Activity →
Say how many lines in the listing contain the string "progress", giving the number alone.
(Dataset extract begins)
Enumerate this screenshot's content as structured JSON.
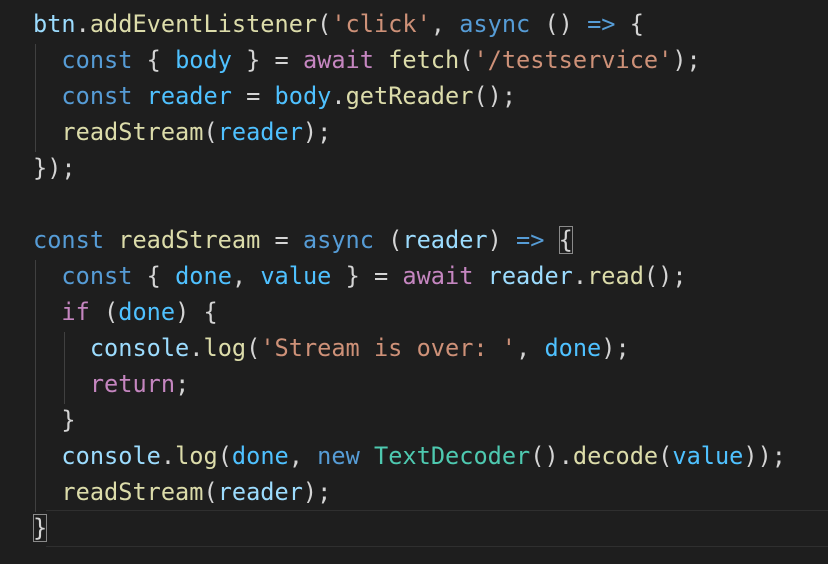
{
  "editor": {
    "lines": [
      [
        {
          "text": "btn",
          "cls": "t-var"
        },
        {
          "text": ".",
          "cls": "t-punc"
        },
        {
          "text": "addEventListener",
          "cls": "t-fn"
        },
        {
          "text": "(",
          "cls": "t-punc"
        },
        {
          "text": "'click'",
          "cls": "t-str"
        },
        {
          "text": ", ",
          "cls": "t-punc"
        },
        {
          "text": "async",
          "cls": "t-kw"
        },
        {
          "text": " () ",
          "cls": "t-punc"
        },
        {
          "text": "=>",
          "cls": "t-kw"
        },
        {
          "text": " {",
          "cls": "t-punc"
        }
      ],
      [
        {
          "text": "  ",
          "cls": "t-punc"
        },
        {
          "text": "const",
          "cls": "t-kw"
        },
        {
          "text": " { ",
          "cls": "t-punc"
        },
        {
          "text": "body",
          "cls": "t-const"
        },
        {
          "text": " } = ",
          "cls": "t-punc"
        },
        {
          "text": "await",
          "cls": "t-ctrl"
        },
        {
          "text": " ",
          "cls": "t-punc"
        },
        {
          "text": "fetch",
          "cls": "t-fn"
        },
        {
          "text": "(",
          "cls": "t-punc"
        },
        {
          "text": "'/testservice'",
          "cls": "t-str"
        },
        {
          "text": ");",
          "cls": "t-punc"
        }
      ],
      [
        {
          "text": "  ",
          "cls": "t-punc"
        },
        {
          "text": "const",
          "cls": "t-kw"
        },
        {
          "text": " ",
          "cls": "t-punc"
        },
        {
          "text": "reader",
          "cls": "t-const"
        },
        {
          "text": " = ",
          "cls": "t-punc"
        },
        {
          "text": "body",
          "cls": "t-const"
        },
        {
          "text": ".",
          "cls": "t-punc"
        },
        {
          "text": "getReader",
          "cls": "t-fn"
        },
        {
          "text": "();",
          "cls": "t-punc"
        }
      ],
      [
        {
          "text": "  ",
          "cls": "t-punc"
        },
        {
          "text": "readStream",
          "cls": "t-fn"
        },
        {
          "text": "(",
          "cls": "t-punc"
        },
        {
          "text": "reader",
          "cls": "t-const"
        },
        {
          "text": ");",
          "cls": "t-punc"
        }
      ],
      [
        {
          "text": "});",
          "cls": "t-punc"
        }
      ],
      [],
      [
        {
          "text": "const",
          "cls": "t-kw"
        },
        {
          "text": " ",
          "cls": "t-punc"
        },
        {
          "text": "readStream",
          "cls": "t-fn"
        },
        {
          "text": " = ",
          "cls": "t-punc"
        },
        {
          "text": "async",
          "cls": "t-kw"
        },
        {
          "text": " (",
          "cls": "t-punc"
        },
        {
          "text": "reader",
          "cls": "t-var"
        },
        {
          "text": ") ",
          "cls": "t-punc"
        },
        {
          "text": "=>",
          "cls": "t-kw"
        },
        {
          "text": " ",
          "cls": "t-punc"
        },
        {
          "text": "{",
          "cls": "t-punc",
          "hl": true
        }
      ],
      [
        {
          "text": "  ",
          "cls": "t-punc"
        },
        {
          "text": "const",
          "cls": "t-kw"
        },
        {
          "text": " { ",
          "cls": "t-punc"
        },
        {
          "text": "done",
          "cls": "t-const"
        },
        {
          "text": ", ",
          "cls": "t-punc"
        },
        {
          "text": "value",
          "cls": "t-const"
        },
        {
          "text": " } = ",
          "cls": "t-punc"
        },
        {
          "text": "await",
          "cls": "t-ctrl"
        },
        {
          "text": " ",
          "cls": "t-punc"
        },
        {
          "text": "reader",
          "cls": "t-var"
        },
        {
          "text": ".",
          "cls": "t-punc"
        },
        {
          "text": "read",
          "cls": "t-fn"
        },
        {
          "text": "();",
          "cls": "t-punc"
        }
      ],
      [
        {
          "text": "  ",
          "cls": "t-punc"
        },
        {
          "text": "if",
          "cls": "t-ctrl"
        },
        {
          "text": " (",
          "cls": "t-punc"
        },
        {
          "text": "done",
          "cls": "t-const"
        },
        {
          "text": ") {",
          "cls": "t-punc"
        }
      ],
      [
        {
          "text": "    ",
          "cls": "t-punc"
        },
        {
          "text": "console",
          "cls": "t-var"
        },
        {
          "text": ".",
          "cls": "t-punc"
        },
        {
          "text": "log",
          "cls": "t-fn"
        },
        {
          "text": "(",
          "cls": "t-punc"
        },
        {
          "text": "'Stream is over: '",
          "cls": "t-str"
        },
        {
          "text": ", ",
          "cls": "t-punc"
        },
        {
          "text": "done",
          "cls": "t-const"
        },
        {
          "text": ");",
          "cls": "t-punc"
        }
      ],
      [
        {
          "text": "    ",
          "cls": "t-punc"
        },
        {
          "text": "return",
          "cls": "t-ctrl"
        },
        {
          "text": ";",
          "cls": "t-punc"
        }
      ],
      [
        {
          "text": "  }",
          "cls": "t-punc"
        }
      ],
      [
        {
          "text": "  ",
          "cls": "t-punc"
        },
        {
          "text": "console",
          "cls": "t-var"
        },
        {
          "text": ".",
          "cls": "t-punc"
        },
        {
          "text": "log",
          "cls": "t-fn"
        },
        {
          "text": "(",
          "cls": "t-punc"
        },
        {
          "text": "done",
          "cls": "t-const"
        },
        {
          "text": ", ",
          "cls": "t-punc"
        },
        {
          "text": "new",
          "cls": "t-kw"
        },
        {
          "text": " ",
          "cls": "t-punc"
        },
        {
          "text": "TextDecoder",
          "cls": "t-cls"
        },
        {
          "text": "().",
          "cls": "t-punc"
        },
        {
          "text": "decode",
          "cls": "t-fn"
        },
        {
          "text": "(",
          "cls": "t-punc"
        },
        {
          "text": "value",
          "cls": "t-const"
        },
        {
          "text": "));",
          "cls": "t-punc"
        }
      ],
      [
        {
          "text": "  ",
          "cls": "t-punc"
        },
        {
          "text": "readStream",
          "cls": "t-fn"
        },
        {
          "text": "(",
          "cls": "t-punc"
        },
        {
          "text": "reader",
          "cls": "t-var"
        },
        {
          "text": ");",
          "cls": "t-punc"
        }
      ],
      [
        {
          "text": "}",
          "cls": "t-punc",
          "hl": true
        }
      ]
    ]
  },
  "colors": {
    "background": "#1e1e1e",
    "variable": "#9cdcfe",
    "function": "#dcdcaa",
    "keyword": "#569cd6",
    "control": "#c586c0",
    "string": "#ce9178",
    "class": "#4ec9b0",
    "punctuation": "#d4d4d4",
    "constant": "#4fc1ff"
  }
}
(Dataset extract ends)
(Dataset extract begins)
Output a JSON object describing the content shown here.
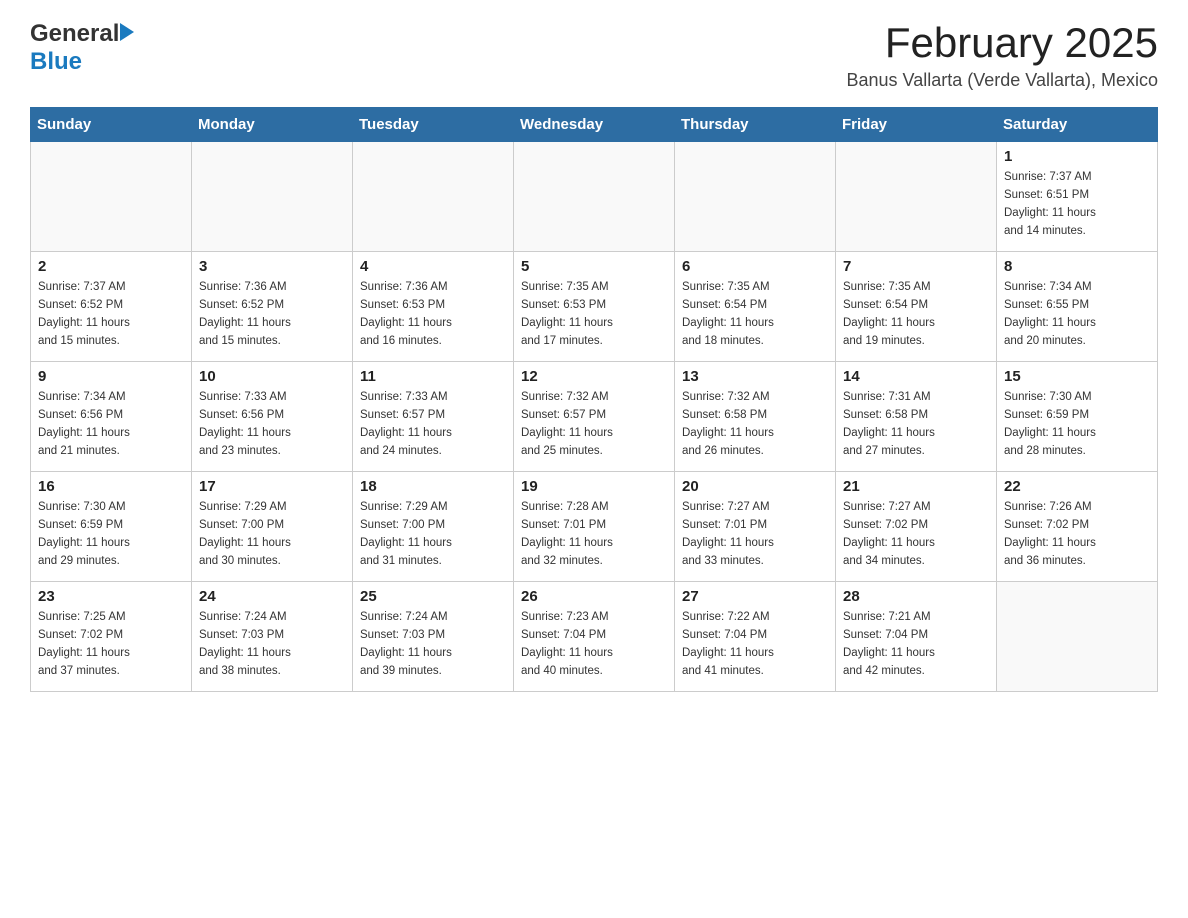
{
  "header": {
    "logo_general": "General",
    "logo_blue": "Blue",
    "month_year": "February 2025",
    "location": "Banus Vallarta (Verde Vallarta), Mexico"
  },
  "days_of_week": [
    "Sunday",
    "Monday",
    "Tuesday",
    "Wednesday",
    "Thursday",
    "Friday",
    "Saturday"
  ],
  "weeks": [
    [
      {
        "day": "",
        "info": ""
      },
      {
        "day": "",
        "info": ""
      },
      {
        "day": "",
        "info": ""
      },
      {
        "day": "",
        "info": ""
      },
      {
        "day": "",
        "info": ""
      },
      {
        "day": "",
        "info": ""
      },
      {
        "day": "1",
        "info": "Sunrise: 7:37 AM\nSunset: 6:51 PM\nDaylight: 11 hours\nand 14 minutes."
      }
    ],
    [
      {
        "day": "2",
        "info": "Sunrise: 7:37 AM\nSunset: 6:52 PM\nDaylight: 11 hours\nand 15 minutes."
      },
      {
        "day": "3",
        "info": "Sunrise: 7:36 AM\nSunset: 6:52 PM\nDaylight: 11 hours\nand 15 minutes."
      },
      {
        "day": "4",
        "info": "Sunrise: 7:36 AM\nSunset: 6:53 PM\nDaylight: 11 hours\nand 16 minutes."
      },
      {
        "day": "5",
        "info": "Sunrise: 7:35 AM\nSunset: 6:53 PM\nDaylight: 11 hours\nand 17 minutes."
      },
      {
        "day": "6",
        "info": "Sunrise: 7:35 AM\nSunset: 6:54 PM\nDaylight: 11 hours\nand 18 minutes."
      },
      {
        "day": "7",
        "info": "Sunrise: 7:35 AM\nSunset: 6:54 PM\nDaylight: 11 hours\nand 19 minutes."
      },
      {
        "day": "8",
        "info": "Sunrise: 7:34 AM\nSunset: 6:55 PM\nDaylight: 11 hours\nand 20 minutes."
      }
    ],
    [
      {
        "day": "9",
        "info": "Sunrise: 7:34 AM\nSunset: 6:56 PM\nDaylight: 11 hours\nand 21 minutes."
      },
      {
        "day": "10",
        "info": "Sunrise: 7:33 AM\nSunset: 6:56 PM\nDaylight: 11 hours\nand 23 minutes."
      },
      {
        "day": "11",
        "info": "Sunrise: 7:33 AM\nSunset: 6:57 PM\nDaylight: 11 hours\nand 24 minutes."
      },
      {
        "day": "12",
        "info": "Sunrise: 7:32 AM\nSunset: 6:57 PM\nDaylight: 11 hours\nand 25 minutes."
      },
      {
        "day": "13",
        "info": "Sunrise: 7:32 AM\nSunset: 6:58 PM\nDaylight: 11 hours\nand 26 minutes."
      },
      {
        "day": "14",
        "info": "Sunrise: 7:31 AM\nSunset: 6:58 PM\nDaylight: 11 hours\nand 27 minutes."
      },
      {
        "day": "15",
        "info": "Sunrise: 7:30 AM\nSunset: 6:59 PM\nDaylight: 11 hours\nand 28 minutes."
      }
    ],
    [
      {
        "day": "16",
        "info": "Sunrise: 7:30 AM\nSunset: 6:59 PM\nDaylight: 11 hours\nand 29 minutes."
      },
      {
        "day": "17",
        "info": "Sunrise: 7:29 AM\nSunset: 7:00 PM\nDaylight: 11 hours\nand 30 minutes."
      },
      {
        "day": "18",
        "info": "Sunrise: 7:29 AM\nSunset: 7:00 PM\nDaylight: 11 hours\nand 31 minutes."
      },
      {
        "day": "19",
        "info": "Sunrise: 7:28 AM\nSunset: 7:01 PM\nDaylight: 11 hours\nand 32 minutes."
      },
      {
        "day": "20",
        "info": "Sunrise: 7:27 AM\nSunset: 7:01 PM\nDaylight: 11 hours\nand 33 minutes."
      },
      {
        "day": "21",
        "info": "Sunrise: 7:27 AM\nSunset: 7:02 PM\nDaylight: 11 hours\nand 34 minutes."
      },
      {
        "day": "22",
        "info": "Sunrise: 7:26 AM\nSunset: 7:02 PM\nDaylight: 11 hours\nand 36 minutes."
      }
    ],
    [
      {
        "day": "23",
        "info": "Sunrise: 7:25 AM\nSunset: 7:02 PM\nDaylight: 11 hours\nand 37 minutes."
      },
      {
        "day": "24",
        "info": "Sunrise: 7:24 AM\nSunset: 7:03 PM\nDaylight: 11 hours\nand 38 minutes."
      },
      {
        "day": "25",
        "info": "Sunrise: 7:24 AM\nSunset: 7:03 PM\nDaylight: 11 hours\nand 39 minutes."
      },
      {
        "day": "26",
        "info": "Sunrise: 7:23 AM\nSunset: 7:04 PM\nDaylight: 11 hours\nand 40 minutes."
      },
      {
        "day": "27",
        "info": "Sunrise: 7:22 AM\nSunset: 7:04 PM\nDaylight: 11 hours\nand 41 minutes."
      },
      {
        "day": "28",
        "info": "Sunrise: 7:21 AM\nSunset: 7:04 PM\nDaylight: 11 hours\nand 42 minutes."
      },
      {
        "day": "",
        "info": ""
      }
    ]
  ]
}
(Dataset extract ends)
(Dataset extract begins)
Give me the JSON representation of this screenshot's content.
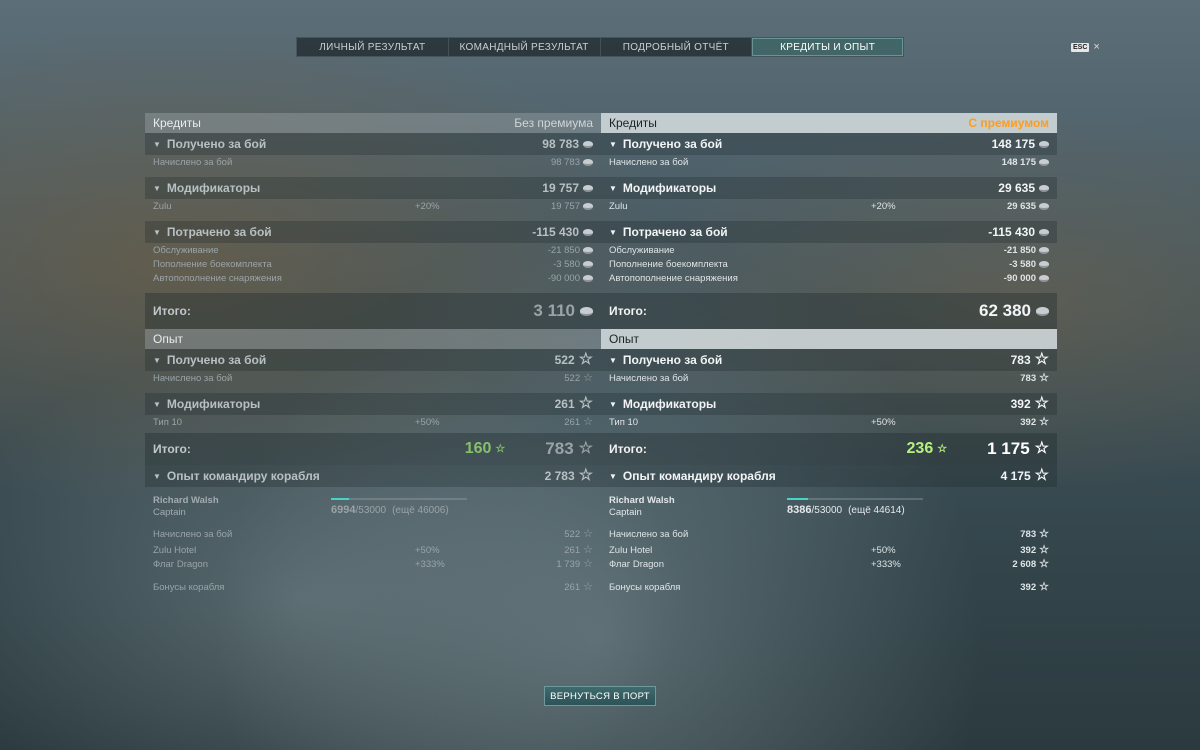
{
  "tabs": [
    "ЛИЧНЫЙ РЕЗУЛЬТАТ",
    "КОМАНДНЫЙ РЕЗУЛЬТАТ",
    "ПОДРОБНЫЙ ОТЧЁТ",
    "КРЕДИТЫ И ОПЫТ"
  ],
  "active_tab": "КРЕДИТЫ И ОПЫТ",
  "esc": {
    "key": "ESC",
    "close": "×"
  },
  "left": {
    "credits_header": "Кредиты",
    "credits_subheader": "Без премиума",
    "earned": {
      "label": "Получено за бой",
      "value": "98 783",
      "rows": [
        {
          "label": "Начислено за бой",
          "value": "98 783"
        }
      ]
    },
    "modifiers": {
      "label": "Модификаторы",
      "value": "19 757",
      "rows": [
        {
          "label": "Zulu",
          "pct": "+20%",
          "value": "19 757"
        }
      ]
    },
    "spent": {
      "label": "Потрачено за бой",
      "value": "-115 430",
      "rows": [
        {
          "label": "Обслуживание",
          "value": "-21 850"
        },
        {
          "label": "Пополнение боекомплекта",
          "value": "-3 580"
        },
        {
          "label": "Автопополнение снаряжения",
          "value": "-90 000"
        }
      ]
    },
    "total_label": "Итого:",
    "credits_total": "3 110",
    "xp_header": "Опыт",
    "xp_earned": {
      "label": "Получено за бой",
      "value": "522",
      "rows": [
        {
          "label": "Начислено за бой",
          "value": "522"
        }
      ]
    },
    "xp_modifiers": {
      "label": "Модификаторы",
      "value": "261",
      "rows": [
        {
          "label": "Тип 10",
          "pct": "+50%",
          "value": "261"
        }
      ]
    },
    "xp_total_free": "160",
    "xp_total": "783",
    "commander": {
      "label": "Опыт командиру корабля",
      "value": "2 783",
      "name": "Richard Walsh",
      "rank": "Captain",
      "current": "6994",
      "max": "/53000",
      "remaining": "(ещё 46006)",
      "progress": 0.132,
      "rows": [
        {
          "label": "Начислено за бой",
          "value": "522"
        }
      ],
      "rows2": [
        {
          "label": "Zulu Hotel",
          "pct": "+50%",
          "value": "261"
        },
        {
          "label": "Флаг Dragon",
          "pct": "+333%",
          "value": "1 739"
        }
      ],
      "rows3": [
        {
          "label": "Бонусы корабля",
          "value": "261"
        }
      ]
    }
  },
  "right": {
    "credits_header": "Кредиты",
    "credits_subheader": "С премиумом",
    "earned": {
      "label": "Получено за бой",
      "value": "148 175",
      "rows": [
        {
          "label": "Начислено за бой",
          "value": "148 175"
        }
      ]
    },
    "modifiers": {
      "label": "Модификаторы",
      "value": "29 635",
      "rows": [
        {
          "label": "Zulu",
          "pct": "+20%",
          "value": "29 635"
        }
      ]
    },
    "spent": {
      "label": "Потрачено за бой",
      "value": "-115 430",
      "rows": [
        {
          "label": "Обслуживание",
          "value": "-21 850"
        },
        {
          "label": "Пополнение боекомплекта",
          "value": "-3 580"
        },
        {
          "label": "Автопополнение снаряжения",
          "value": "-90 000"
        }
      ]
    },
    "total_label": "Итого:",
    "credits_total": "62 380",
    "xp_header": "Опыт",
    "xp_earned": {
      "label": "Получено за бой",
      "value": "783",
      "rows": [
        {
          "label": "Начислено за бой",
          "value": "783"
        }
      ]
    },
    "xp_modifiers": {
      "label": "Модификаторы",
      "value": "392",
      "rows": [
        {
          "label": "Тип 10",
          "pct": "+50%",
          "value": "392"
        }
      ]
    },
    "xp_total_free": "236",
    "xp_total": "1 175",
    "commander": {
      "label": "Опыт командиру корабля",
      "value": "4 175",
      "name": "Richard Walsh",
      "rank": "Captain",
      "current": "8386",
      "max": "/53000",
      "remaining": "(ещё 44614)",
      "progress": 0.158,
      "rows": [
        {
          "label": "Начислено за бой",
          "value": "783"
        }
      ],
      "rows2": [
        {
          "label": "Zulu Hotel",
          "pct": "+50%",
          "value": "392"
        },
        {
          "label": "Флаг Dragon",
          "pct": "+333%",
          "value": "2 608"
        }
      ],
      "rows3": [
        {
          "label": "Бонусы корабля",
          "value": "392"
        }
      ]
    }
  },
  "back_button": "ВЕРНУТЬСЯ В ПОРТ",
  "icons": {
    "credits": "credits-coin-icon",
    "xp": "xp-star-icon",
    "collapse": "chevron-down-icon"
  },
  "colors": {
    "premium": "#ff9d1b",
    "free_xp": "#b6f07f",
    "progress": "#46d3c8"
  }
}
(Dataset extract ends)
Problem solution →
3